Christmas tree recycling offered on North Olympic Peninsula

Once the decorations are taken down, Christmas trees can be recycled for compost at several North Olympic Peninsula locations.

Bundled trees that are cut into 4-foot lengths will be collected curbside within the city of Port Angeles on regular garbage collection days this week.

No tinsel, flock or ornaments, please.

“We don’t want contamination at the compost facility,” Port Angeles Solid Waste Superintendent Tom McCabe said.

Clallam County residents can take their Christmas trees to the yard debris area of the Port Angeles Regional Transfer Station or Lazy J Tree Farm.

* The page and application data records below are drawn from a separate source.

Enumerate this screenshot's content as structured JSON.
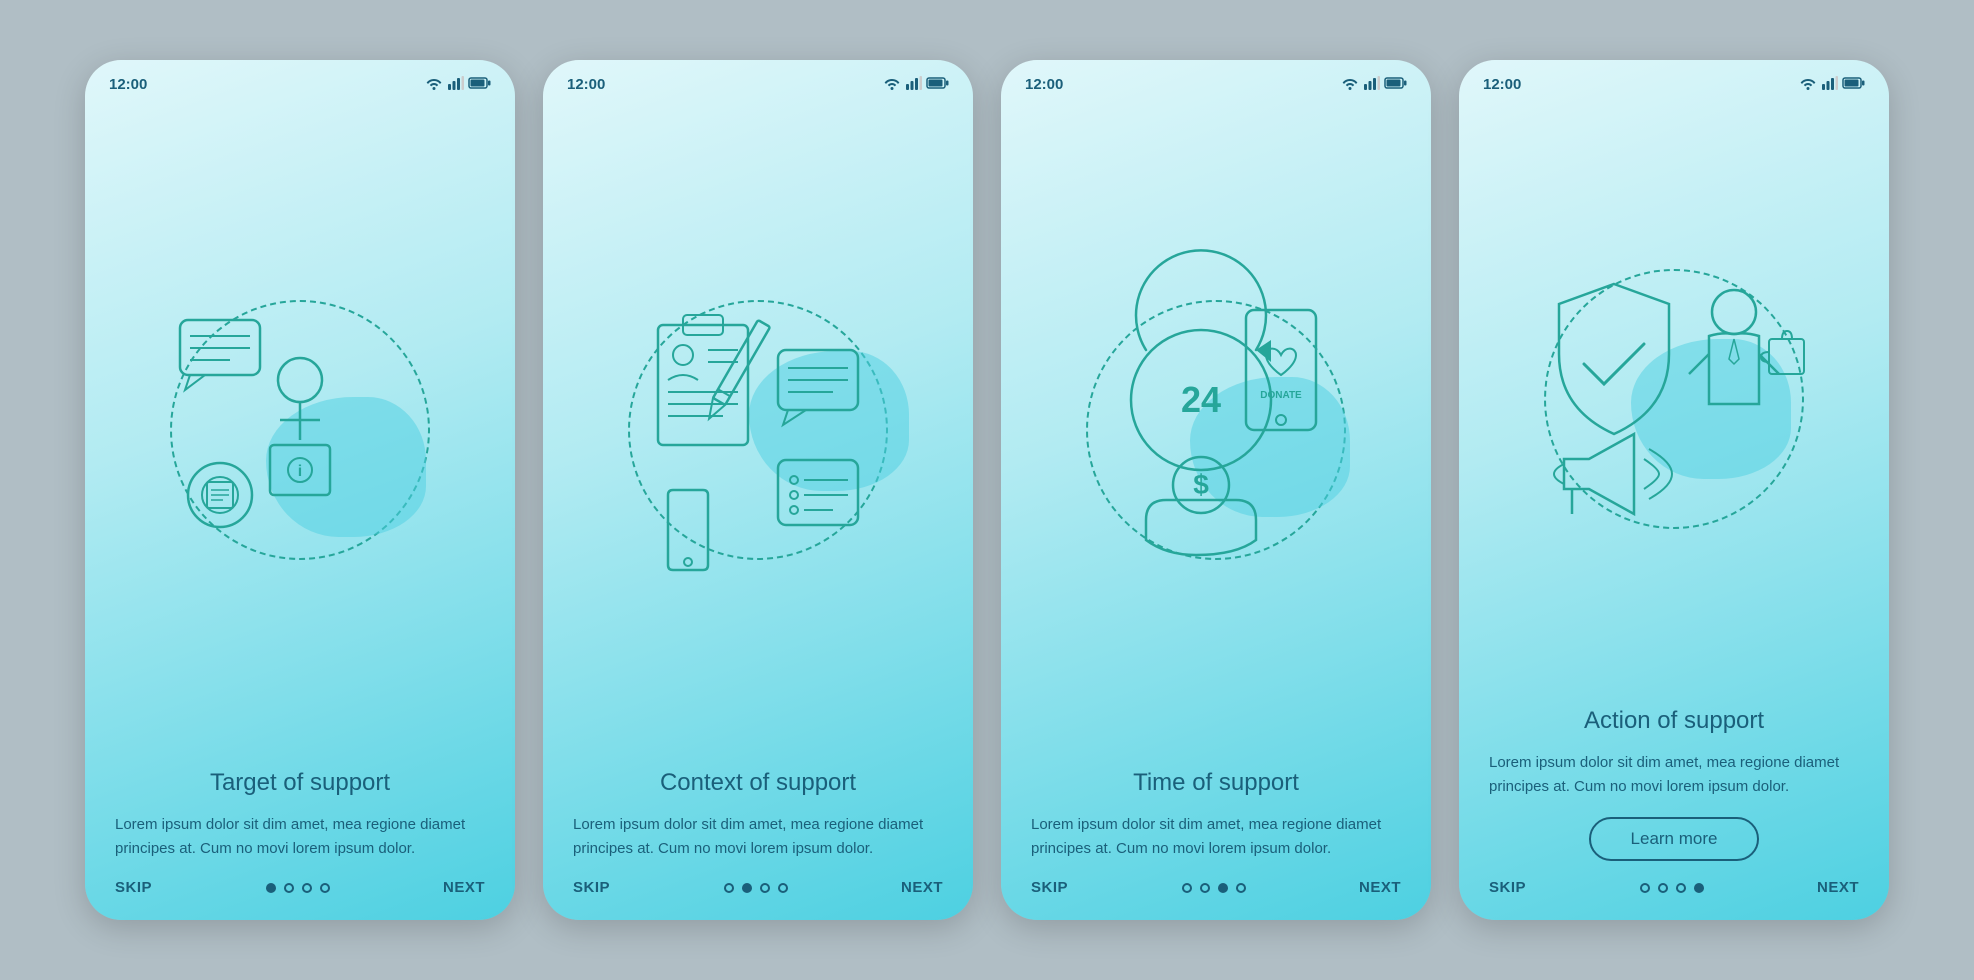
{
  "phones": [
    {
      "id": "phone-1",
      "status": {
        "time": "12:00"
      },
      "title": "Target of support",
      "body": "Lorem ipsum dolor sit dim amet, mea regione diamet principes at. Cum no movi lorem ipsum dolor.",
      "has_learn_more": false,
      "dots": [
        true,
        false,
        false,
        false
      ],
      "nav": {
        "skip": "SKIP",
        "next": "NEXT"
      }
    },
    {
      "id": "phone-2",
      "status": {
        "time": "12:00"
      },
      "title": "Context of support",
      "body": "Lorem ipsum dolor sit dim amet, mea regione diamet principes at. Cum no movi lorem ipsum dolor.",
      "has_learn_more": false,
      "dots": [
        false,
        true,
        false,
        false
      ],
      "nav": {
        "skip": "SKIP",
        "next": "NEXT"
      }
    },
    {
      "id": "phone-3",
      "status": {
        "time": "12:00"
      },
      "title": "Time of support",
      "body": "Lorem ipsum dolor sit dim amet, mea regione diamet principes at. Cum no movi lorem ipsum dolor.",
      "has_learn_more": false,
      "dots": [
        false,
        false,
        true,
        false
      ],
      "nav": {
        "skip": "SKIP",
        "next": "NEXT"
      }
    },
    {
      "id": "phone-4",
      "status": {
        "time": "12:00"
      },
      "title": "Action of support",
      "body": "Lorem ipsum dolor sit dim amet, mea regione diamet principes at. Cum no movi lorem ipsum dolor.",
      "has_learn_more": true,
      "learn_more_label": "Learn more",
      "dots": [
        false,
        false,
        false,
        true
      ],
      "nav": {
        "skip": "SKIP",
        "next": "NEXT"
      }
    }
  ]
}
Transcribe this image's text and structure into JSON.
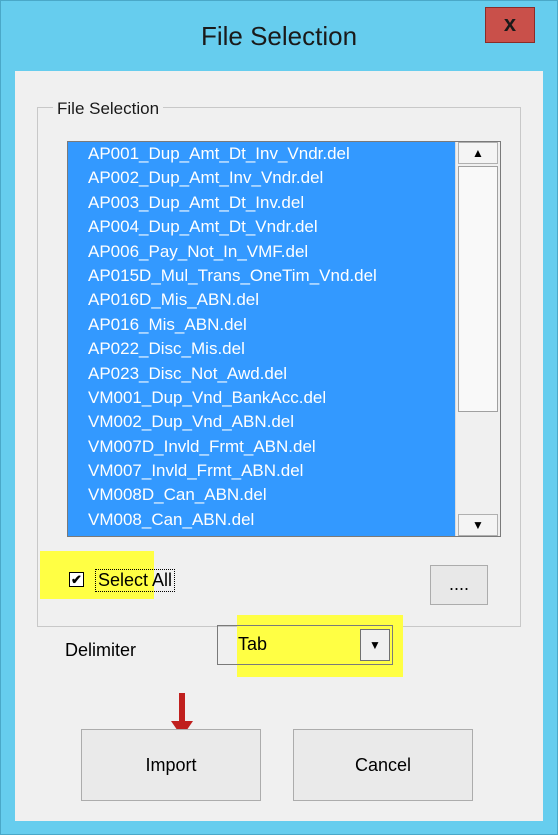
{
  "window": {
    "title": "File Selection",
    "close_label": "x"
  },
  "group": {
    "label": "File Selection"
  },
  "files": [
    "AP001_Dup_Amt_Dt_Inv_Vndr.del",
    "AP002_Dup_Amt_Inv_Vndr.del",
    "AP003_Dup_Amt_Dt_Inv.del",
    "AP004_Dup_Amt_Dt_Vndr.del",
    "AP006_Pay_Not_In_VMF.del",
    "AP015D_Mul_Trans_OneTim_Vnd.del",
    "AP016D_Mis_ABN.del",
    "AP016_Mis_ABN.del",
    "AP022_Disc_Mis.del",
    "AP023_Disc_Not_Awd.del",
    "VM001_Dup_Vnd_BankAcc.del",
    "VM002_Dup_Vnd_ABN.del",
    "VM007D_Invld_Frmt_ABN.del",
    "VM007_Invld_Frmt_ABN.del",
    "VM008D_Can_ABN.del",
    "VM008_Can_ABN.del"
  ],
  "select_all": {
    "label": "Select All",
    "checked": true
  },
  "browse": {
    "label": "...."
  },
  "delimiter": {
    "label": "Delimiter",
    "value": "Tab"
  },
  "buttons": {
    "import": "Import",
    "cancel": "Cancel"
  },
  "colors": {
    "title_bar": "#66cdee",
    "selection": "#3399ff",
    "highlight": "#ffff44",
    "annotation_arrow": "#c0201e"
  }
}
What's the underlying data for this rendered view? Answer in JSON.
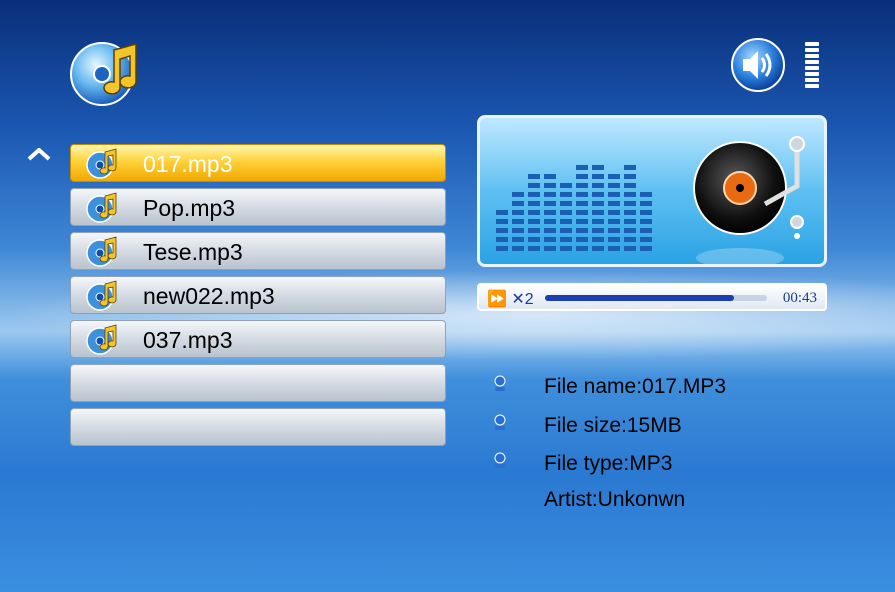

A $5 yard waste fee applies at the transfer station at 3501 W. 18th St. The trees are mixed with other yard debris and made into Garden Glory Compost.

Lazy J Tree Farm 225 Gehrke Road between Port Angeles and Sequim offers free Christmas tree recycling from 8 a.m. to 4 p.m. daily.

The farm accepts all trees, not just those that were sold there.

“We have a gigantic pile of them already,” Lazy J co-owner Ann Johnson said Friday.

The trees are processed at Lazy J and used in a natural compost.

On Saturday, Boy Scout Troop 1498 will provide a Christmas tree pick-up service for the Port Angeles-Sequim area for a suggested donation of $15.

Phone Sue at 360-775-8074 to schedule the service.

In Forks, West Waste &Recycling Inc. will collect Christmas trees with its regular curbside trash service.

Trees can also be taken to the West Waste &Recycling facility at 272 La Push Road from 9 a.m. to 5 p.m. Thursday through Saturday.

In Jefferson County, Christmas trees can be recycled at the transfer station on South Jacob Miller Road off state Highway 20 just outside of Port Townsend.

The facility is open from 9 a.m. to 4:30 p.m. Monday through Saturday.

A standard $5 yard waste fee applies for the Christmas tree service, Jefferson County Solid Waste Manager Tom Boatman said.


Reporter Rob Ollikainen can be reached at 360-452-2345, ext. 56450, or at

More in News

Priscilla Hudson is a member of the Sequim Prairie Garden Club, which is responsible for clearing a weed- and blackberry-choked 4 acres of land and transforming it into an arboretum and garden known as the Pioneer Memorial Park over the last 70 years. (Emily Matthiessen/for Olympic Peninsula News Group)
Pioneer Memorial Park grows into an arboretum

Granted certification by ArbNet program

Members chosen for pool task force

Locations outside Port Townsend to get closer look

Bidder wins project on lottery drawing

Lake Pleasant pilings to be replaced in July

Corrections officer assaulted as inmate was about to be released

A Clallam County corrections sergeant was allegedly assaulted by… Continue reading

Firefighters rescue hiker near Dungeness lighthouse

Clallam County Fire District 3 crews rescued a man with… Continue reading

Jefferson County law library board seeks public input

The Jefferson County Law Library Board is seeking public… Continue reading

Nonprofits to gather at Connectivity Fair

Local 20/20 will host its 2024 Jefferson County Connectivity Fair… Continue reading

The Port Townsend Main Street Program is planning an Earth Day work party in the downtown area from 9 a.m. to noon Saturday.
Earth Day cleanup events slated for Saturday

A variety of cleanup activities are planned around the North Olympic Peninsula… Continue reading

Sequim Police Department promotes Larsen to sergeant

Maris Larsen, a Sequim Police detective, was promoted to sergeant… Continue reading

Dave Swinford of Sequim, left, and Marlana Ashlie of Victoria take part in a workshop on Saturday about cropping bird photos for best presentation during Saturday’s Olympic Birdfest. (Keith Thorpe/Peninsula Daily News)
Bird spotting

Dave Swinford of Sequim, left, and Marlana Ashlie of Victoria take part… Continue reading